Our first-ever WPC meeting on the back patio of the Texas Sports Hall of Fame was held in May of 1999. By the time August rolled around, we decided that, while the monthly meetings were fun, we were tired of being hot and sweaty. Texas summer nights are in the high 80s and low 90s until the sun starts going down. So I determined to find a venue more suitable for everyone.
We wound up getting the smoking room of an area restaurant. We are not charged, because we bring a lot of business to the establishment. Our meetings now start at 6:00 p.m., and most of the members order dinner and, of course, beverages of various strengths while enjoying their evening of puffing and fellowship.

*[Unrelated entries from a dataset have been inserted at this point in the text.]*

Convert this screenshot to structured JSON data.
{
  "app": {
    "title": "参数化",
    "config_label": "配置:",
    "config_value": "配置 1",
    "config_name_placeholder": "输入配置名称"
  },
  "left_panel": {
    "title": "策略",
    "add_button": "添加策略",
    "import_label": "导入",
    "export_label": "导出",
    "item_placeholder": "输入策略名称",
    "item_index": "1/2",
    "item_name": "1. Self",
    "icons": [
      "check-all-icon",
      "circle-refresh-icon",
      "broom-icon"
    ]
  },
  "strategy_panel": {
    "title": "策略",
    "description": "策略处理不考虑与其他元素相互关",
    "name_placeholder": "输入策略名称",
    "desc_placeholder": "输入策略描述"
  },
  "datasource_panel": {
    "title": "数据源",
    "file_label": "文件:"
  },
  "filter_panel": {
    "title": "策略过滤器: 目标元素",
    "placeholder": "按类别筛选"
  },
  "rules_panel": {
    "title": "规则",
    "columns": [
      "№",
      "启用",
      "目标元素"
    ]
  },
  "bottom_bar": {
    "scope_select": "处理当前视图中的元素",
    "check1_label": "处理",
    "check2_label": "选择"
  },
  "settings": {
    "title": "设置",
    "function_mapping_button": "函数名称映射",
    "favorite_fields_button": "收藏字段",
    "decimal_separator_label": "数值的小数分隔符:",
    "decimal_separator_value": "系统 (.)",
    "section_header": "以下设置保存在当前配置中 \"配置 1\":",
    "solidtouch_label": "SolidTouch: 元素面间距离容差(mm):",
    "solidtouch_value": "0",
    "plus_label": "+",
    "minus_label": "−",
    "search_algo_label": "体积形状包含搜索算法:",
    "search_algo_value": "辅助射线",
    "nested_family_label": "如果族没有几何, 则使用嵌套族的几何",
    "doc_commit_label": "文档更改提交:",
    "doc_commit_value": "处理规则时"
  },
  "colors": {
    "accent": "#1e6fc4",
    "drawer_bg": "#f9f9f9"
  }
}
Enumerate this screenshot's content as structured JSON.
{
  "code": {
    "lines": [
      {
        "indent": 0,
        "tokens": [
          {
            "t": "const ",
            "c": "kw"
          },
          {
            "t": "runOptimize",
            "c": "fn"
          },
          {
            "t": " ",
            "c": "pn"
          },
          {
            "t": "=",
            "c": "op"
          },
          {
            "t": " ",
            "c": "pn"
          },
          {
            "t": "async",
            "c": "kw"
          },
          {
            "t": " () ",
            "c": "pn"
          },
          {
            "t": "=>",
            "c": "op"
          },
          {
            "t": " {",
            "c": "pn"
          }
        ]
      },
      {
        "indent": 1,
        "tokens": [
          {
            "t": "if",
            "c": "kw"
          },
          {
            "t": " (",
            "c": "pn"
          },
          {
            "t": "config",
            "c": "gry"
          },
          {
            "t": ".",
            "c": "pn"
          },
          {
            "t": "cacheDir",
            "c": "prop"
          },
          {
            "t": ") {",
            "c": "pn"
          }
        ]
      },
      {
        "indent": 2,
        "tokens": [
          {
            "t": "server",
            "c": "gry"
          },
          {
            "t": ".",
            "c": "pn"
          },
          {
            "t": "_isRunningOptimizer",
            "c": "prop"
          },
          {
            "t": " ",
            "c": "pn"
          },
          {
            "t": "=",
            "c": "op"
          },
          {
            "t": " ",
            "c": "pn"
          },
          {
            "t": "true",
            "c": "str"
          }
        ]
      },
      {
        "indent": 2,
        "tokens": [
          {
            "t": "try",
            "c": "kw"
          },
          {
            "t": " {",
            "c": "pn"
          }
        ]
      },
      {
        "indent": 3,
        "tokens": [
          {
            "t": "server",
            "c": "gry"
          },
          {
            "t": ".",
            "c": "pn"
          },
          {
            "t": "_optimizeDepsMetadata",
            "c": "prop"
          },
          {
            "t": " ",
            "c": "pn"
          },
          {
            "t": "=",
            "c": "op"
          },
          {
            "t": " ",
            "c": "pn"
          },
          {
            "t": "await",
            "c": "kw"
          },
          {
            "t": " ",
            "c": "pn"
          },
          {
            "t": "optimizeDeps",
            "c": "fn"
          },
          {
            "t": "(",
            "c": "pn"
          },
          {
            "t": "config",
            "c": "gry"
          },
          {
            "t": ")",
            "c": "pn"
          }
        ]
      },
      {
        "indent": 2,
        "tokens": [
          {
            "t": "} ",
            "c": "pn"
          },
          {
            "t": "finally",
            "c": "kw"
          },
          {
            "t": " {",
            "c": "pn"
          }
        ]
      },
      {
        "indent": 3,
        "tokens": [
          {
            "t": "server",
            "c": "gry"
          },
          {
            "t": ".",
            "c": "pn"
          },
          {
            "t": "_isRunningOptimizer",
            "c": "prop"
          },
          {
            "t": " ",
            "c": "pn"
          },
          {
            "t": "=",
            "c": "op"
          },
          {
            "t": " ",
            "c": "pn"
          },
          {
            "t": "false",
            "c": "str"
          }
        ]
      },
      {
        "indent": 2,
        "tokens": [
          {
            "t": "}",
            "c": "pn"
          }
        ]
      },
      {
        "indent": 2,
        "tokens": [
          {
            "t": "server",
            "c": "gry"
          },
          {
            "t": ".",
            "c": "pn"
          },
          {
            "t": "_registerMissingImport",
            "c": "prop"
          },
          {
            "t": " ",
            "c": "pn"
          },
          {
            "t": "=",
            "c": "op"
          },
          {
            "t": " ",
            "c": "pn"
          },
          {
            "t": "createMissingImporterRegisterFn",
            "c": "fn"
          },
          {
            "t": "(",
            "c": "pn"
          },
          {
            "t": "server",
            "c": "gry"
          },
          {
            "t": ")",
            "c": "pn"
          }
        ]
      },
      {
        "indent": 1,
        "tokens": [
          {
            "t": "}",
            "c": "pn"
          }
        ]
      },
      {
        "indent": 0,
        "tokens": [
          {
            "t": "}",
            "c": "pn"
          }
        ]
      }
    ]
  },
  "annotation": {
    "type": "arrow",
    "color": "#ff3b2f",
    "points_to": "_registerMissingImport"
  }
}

Our 6th Annual WPC meeting was held this past May. Twenty-five of our members attended, and we gave away a terrific unsmoked Castello in the raffle. We also now have an annual slow-smoking contest. Our fifth one is scheduled for July, 2005. A couple of the local television stations send reporters out to cover the event, as does the local newspaper. I send out a media release about two weeks prior to the event and then follow-up with a phone call to determine whether they'll be coming out. The local TV stations love it because watching 20 or so pipe smokers lighting up at once makes for good video. We use the same rules as the International Pipe Smoking Contest rules, with just a few variations. My club members really look forward to this annual event.
Instead of including flyers with each pipe-related purchase, The Humidor and Coffee Beans now includes a hard copy of “The Reamer” with each sale. That way, the prospective member can read how much fun we are having while being alerted to the when/where/time of the next meeting. Word of mouth has also increased our membership.
By trial and error, I have discovered that the clubs with the most success are clubs that meet weekday evenings rather than Saturday mornings. Additionally, I don't think it's wise to meet more than once a month. In order to keep the flow going and each meeting “fresh,” don't burn out the membership by offering a monthly Tuesday night meeting and monthly or weekly Saturday morning get-togethers, for instance. What winds up happening is that some will only show up on a Saturday, some will show up only on a weeknight, and a fewwill show up at -each. You've split your membership into groups and diluted the camaraderie by doing so. I believe it's true that sometimes you can have too much of a good thing.
In the six years the Waco Pipe Club has been active, many wonderful and lifelong friendships have been made among members. And where else can you get such a diverse group of people to come together in fellowship where everyone feels equal and at ease with each other? As an example, the WPC membership includes monthly regulars who love sitting together and talking about life and pipes while having very diverse occupations and backgrounds. Our membership includes a brain surgeon, a bank president, an insurance salesman, a postal clerk, a bottled water driver, a state district judge, a Wal-Mart sales clerk, a hair stylist, three college students, etc. Each month we come together as one to enjoy our love of pipe and weed!
In closing, if any of you NASPC members would like to start a pipe club in your own home town and would like more tips on getting one started, please feel free to either call me at my office (800-5679561) or email me directly at email@example.com. I don't pretend to be an expert on starting or growing an existing pipe club, but I can at least tell you what has worked for ours, and if it helps you start or grow your own club, then mission accomplished!
(Reprinted with author’s permission.This article was originally published in the North American Society of Pipe Collectors newsletter, 2005.)